It’s a good point. Every crisis is different in nature and in my opinion, I think the 2008-2009 crisis was probably worse than this one, at least for the economy. I am saying fewer people probably died in the 2008-2009 crisis, but in terms of economy it was a structural issue within the system, but what we are seeing right now with COVID-19, is something transitional in nature and it’s not a reflection of something bad that we did.

History has shown us that we can face viruses and that we just need to deal with it, but the Market repercussions will disappear much quicker than what we had in 2008-2009. We can see that Governments and central banks in the world were much more reactive than they were in 2008-2009. We are seeing coordinated actions from them, in terms of monetary policy to lower rates, help companies to borrow money or at least to lower their debt burden, at the time they basically can not make any revenues. And at the same time, you’ve seen some Government stimulus for supporting the economy. For instance, here in the UK and France if you are not going to work the Government is actually paying for your salary. It’s not the case in the U.S. but they have been implementing other forms of stimulus for people in most need.

So, definitely there have been coordinated actions for economies around the world to support the economy. I personally think that recovery will happen. It may take a little bit longer and not just two months, as the market is saying right now, but I don’t think it will take five years to cover. I think next year we’ll be fine. Once this virus is behind us and hopefully we have a vaccine we can move on because, before this virus, the economy was doing very well.

Final thoughts

I don’t have a crystal ball – I’m just giving you my thoughts about the market and what I think will happen. We can come back to this conversation in a few months and see what came true!
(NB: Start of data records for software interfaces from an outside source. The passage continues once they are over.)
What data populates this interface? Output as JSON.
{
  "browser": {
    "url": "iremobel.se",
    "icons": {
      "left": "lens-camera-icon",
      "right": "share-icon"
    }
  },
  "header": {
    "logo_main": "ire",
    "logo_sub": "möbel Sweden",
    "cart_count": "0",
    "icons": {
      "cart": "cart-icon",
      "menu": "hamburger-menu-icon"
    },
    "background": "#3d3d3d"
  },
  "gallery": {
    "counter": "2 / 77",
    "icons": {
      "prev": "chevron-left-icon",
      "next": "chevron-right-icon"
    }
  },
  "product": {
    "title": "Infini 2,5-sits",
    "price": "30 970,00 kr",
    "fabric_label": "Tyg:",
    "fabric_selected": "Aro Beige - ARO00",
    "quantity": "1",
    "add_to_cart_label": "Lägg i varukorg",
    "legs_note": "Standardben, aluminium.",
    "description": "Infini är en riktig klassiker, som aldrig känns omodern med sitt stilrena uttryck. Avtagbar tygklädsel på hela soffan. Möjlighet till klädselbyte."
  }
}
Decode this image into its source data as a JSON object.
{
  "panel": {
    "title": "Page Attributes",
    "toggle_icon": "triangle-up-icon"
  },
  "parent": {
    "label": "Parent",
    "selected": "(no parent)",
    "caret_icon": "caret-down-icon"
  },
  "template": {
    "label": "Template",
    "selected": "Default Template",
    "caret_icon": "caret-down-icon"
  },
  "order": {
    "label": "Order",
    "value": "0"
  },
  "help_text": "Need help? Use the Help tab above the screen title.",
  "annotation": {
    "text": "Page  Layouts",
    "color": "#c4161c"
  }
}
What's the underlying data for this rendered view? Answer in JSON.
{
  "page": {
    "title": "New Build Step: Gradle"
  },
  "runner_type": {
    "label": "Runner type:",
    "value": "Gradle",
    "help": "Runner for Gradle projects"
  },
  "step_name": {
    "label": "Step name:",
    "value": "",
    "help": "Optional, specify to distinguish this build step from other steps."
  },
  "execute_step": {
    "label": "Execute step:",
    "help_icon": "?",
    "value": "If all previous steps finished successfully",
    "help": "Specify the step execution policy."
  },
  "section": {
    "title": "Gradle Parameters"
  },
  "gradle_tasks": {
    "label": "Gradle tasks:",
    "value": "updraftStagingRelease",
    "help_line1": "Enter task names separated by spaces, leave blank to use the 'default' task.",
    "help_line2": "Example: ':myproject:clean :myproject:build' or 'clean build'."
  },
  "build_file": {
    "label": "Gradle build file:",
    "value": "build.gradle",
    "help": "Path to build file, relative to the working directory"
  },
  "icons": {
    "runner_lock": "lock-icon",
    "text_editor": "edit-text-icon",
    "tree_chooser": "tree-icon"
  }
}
In terms of the bigger picture, I think there is a transition, a structural change, happening right now in our generation and in our economy. There is really a shift to digital, more and more stuff is happening digitally. I think BRANDS need to adapt. To adapt their businesses towards this digital future.

This is time for BRANDS to become “Digital” and this is key. It was happening before COVID_19 and will continue even more after COVID_19.

This virus was just a catalyst to accelerate that transition and now people realise how important digital market access is. I think people want to deal with BRANDS that are more social and more responsible.

If I was an entrepreneur, if I had a business today, I would definitely orientate my business towards socially responsible and shift to digital. This is the now and the future.